Source records:
..........

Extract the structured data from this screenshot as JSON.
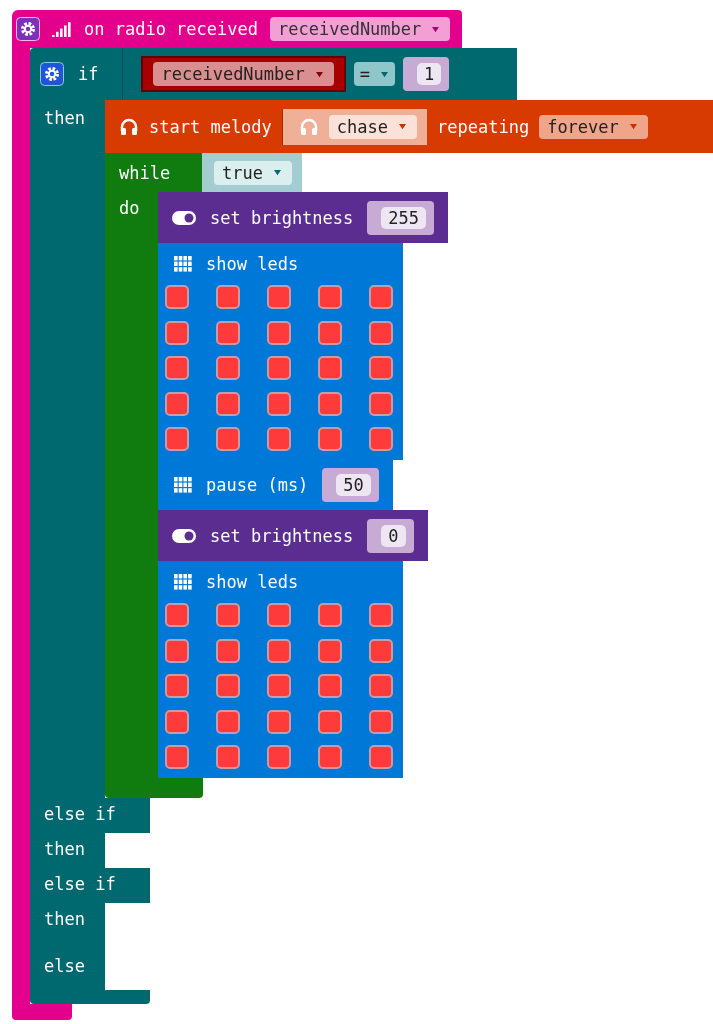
{
  "event": {
    "label": "on radio received",
    "variable": "receivedNumber"
  },
  "if_block": {
    "label": "if",
    "condition": {
      "variable": "receivedNumber",
      "operator": "=",
      "value": "1"
    },
    "then_label": "then",
    "body": [
      {
        "kind": "melody",
        "label": "start melody",
        "melody": "chase",
        "repeat_label": "repeating",
        "repeat": "forever"
      },
      {
        "kind": "while",
        "label": "while",
        "condition": "true",
        "do_label": "do",
        "body": [
          {
            "kind": "brightness",
            "label": "set brightness",
            "value": "255"
          },
          {
            "kind": "show_leds",
            "label": "show leds",
            "leds": [
              [
                true,
                true,
                true,
                true,
                true
              ],
              [
                true,
                true,
                true,
                true,
                true
              ],
              [
                true,
                true,
                true,
                true,
                true
              ],
              [
                true,
                true,
                true,
                true,
                true
              ],
              [
                true,
                true,
                true,
                true,
                true
              ]
            ]
          },
          {
            "kind": "pause",
            "label": "pause (ms)",
            "value": "50"
          },
          {
            "kind": "brightness",
            "label": "set brightness",
            "value": "0"
          },
          {
            "kind": "show_leds",
            "label": "show leds",
            "leds": [
              [
                true,
                true,
                true,
                true,
                true
              ],
              [
                true,
                true,
                true,
                true,
                true
              ],
              [
                true,
                true,
                true,
                true,
                true
              ],
              [
                true,
                true,
                true,
                true,
                true
              ],
              [
                true,
                true,
                true,
                true,
                true
              ]
            ]
          }
        ]
      }
    ],
    "clauses": [
      {
        "kind": "else_if",
        "label": "else if"
      },
      {
        "kind": "then",
        "label": "then"
      },
      {
        "kind": "else_if",
        "label": "else if"
      },
      {
        "kind": "then",
        "label": "then"
      },
      {
        "kind": "else",
        "label": "else"
      }
    ]
  }
}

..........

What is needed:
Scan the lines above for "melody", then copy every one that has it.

Exercise answer:
        "kind": "melody",
        "label": "start melody",
        "melody": "chase",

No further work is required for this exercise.